• **WORK INSTRUCTIONS**
Please copy out every line in the entries that includes the word "Somente".

• **RECORDS SHOWN**
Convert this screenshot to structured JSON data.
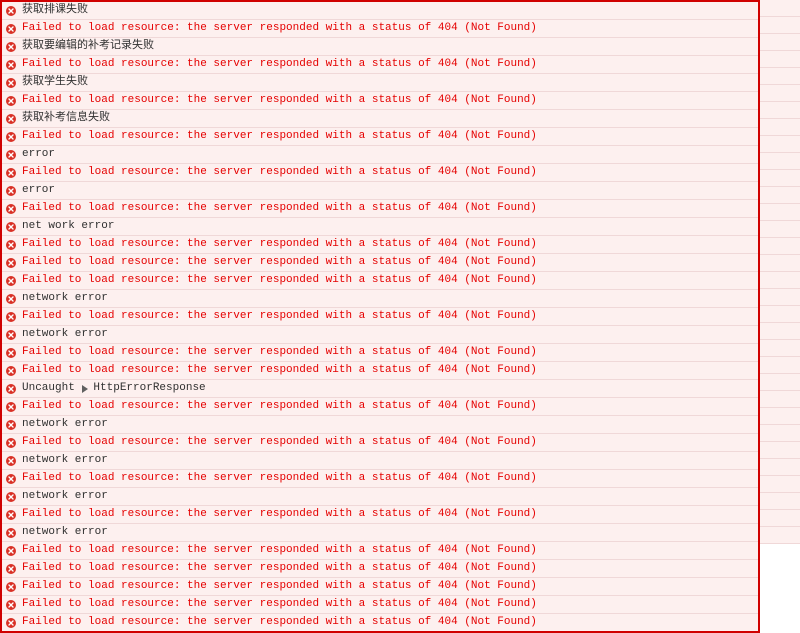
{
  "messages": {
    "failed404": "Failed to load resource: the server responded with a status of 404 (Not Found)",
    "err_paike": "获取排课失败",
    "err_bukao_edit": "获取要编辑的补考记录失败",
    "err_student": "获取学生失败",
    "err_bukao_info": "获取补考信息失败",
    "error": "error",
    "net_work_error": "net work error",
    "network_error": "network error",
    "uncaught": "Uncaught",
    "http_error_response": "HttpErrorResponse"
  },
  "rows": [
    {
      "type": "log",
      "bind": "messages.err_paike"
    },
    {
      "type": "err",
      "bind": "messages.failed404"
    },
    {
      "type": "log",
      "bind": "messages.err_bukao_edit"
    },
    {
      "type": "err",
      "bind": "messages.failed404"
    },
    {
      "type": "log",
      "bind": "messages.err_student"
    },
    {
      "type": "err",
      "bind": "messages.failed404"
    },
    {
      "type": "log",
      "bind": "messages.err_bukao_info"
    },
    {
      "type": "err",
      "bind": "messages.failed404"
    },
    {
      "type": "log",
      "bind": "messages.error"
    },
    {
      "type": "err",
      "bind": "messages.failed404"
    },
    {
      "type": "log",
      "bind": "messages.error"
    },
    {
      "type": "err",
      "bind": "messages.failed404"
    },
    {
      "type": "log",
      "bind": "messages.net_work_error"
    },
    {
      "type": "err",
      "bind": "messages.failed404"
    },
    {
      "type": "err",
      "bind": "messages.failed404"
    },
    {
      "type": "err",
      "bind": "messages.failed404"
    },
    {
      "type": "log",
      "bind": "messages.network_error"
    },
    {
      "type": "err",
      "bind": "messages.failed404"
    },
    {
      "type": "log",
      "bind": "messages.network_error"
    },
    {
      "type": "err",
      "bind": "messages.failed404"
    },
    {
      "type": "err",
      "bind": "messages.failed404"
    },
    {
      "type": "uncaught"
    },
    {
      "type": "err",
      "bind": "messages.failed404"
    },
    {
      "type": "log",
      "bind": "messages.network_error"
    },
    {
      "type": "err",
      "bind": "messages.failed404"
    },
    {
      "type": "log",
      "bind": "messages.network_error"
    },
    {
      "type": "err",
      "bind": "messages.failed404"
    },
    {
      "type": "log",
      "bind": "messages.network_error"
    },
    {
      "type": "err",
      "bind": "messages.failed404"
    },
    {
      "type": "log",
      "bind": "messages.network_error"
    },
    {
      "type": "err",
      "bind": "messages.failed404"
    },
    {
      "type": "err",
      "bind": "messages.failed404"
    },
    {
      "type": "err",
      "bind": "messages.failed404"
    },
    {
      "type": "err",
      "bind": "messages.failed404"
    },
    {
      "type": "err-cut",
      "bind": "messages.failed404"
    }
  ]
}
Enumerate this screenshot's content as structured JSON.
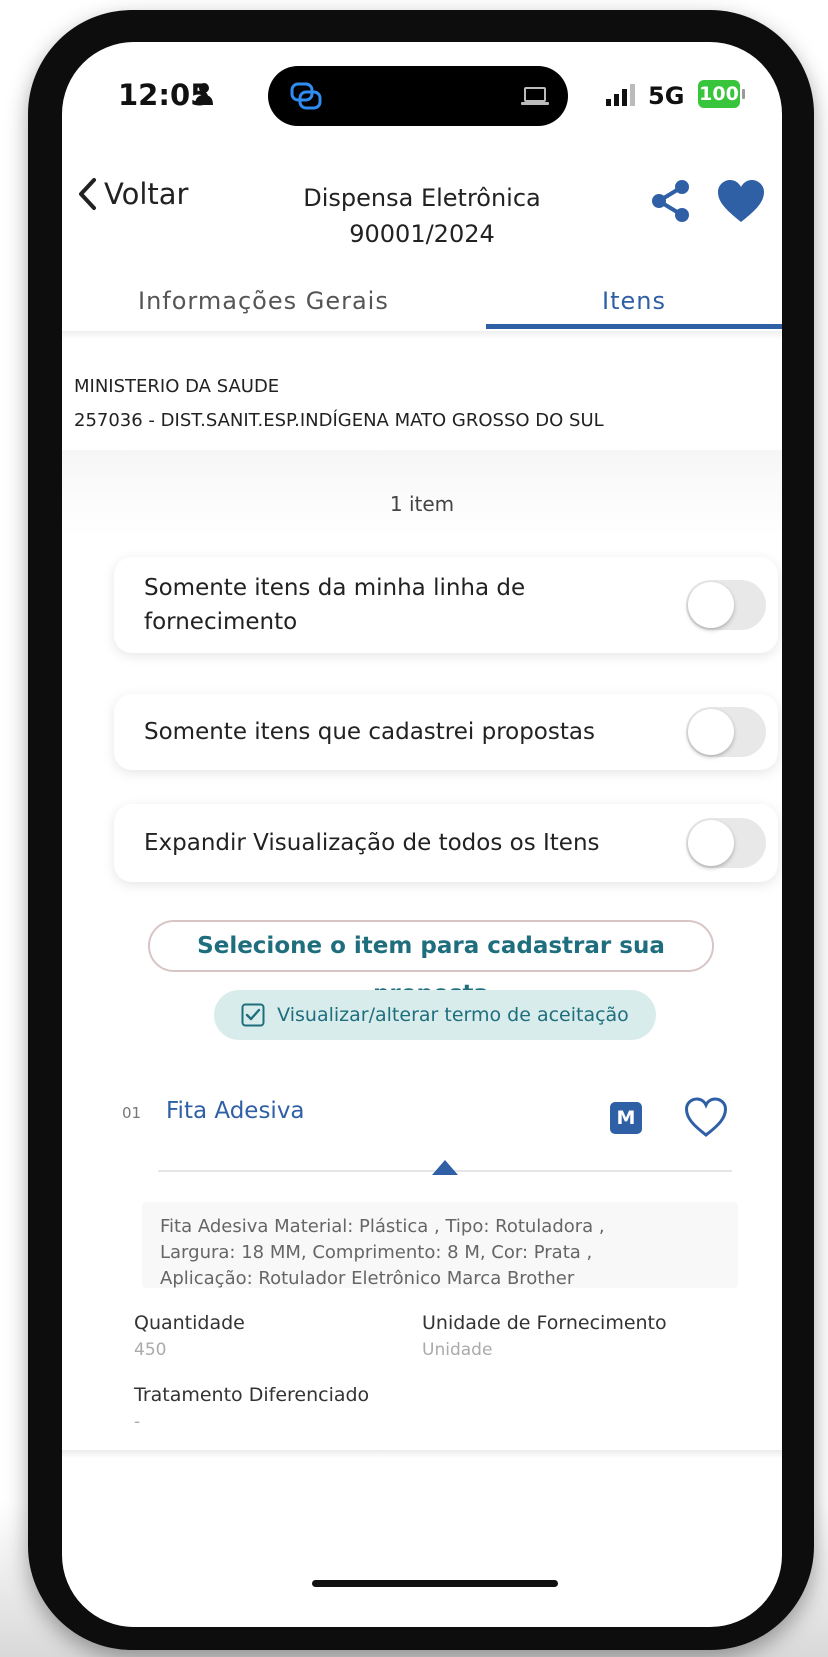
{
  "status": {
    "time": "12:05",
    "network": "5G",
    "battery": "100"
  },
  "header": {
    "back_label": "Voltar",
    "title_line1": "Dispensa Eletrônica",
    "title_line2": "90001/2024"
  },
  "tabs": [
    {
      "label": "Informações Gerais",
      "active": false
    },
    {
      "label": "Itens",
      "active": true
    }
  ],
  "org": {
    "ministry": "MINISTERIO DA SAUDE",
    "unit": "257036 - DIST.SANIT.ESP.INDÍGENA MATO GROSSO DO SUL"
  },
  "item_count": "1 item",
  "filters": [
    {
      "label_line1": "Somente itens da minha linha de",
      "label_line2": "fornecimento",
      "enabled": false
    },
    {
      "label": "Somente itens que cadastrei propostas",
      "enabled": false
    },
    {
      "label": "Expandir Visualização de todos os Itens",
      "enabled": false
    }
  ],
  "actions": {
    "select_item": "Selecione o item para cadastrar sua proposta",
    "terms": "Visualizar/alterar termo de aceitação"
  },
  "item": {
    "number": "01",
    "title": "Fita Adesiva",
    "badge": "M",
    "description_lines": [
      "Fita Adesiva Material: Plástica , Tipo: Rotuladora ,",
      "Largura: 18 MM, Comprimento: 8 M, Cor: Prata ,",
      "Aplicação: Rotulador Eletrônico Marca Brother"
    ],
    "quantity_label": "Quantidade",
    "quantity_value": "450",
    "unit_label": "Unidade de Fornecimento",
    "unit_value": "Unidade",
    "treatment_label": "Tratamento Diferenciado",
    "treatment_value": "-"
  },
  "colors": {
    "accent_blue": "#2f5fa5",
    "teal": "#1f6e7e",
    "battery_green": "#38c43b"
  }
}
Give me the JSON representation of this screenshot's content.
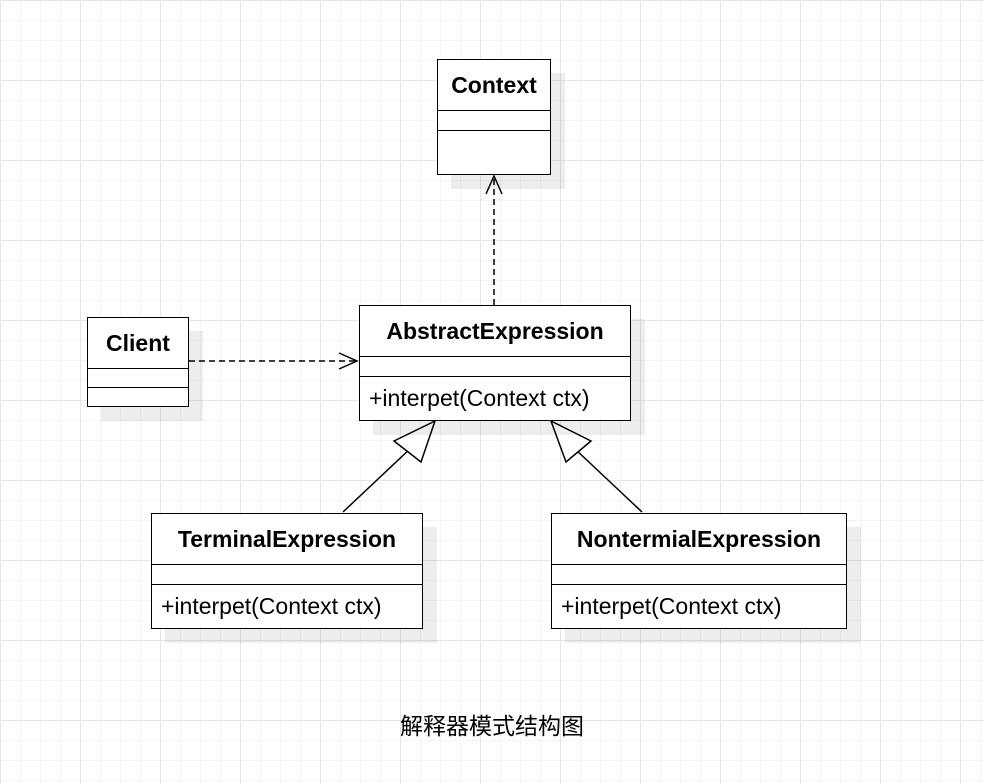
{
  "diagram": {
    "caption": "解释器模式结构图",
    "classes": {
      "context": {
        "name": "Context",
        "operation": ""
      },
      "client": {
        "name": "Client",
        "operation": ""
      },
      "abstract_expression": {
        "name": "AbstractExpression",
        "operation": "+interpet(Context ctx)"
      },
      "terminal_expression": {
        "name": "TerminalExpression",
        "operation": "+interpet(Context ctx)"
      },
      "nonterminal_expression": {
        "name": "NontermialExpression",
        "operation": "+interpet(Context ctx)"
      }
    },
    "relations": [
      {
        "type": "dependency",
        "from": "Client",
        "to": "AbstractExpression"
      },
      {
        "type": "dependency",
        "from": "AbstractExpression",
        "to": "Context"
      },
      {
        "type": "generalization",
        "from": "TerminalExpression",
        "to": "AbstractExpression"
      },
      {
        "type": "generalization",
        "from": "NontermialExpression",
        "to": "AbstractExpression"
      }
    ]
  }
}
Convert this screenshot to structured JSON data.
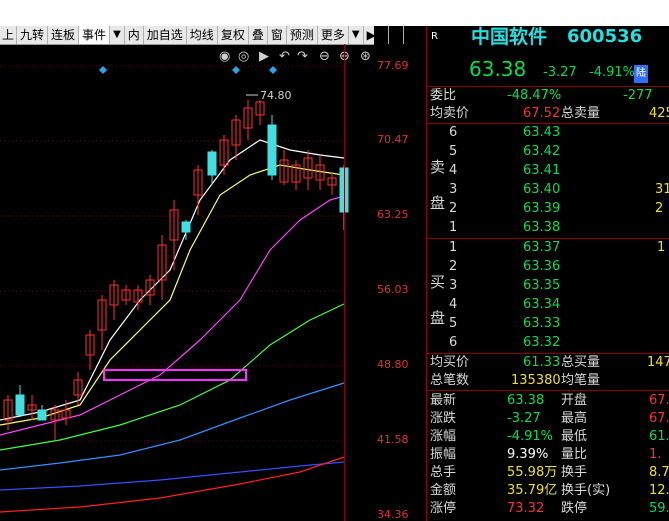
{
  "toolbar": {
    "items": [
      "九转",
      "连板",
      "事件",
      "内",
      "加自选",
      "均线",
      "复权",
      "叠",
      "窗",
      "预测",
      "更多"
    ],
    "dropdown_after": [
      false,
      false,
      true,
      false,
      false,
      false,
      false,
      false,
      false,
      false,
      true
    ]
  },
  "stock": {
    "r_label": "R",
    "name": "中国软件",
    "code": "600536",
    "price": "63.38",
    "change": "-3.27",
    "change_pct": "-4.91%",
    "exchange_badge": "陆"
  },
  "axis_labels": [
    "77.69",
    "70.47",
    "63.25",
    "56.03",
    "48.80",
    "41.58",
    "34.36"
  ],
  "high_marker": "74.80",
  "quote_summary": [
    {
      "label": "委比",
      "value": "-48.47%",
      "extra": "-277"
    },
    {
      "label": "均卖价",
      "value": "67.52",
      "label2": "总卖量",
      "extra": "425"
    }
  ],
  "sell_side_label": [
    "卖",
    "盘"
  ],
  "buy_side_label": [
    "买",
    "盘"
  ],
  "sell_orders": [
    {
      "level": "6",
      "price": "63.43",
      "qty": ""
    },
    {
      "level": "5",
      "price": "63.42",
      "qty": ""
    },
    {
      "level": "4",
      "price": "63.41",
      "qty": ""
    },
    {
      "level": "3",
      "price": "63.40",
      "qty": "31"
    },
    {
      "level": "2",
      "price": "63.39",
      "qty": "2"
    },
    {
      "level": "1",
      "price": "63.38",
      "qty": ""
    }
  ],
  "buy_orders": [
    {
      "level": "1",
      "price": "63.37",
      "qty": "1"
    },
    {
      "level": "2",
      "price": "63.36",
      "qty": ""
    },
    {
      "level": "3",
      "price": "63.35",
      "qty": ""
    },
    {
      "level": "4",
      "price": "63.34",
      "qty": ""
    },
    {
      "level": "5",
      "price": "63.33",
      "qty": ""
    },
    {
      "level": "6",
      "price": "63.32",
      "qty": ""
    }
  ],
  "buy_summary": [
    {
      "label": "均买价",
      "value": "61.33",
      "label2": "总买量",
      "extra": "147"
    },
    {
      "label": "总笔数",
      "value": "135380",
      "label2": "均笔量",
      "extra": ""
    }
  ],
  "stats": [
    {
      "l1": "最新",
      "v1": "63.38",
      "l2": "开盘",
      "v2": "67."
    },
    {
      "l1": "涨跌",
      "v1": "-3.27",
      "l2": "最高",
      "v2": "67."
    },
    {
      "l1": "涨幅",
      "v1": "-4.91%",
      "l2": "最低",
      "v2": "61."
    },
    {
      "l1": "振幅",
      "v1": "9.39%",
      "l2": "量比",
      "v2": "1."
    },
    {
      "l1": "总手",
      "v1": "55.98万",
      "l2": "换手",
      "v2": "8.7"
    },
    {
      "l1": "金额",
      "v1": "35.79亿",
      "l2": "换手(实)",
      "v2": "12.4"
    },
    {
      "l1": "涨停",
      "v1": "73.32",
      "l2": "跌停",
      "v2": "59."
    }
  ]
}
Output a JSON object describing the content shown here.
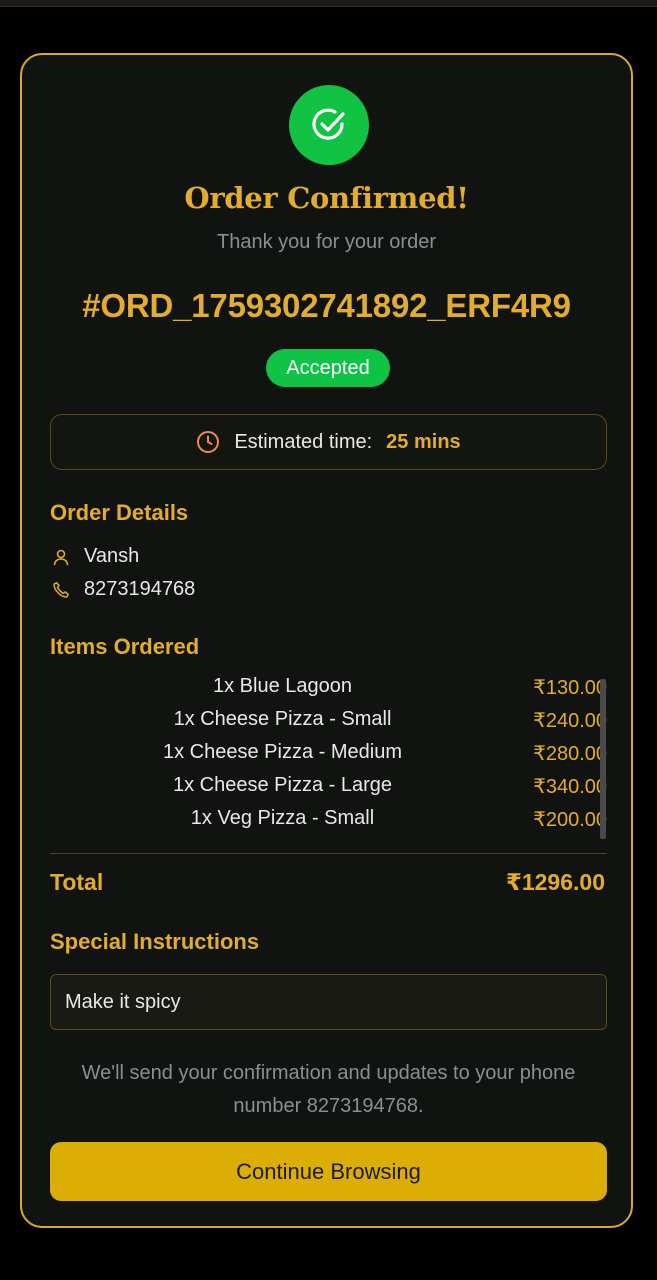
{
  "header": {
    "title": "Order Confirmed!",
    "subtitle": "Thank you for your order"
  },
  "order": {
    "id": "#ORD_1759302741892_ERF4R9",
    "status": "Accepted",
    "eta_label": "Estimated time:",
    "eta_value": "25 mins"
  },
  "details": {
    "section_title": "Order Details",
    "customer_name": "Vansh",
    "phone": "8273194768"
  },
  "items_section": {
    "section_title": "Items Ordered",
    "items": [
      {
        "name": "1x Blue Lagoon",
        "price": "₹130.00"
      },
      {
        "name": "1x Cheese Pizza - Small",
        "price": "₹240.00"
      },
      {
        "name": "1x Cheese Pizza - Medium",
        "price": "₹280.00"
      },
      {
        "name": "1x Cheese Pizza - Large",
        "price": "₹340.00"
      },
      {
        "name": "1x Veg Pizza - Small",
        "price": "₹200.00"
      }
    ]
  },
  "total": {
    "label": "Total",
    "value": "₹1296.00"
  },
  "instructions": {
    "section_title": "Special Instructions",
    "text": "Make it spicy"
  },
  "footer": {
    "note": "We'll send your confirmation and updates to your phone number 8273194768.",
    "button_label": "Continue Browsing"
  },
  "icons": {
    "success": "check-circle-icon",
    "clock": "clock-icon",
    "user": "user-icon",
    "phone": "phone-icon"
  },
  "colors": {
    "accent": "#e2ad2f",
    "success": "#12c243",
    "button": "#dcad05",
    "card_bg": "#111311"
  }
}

• **EXERCISE RESPONSE**
      "label_line1": "Somente itens da minha linha de",
      "label": "Somente itens que cadastrei propostas",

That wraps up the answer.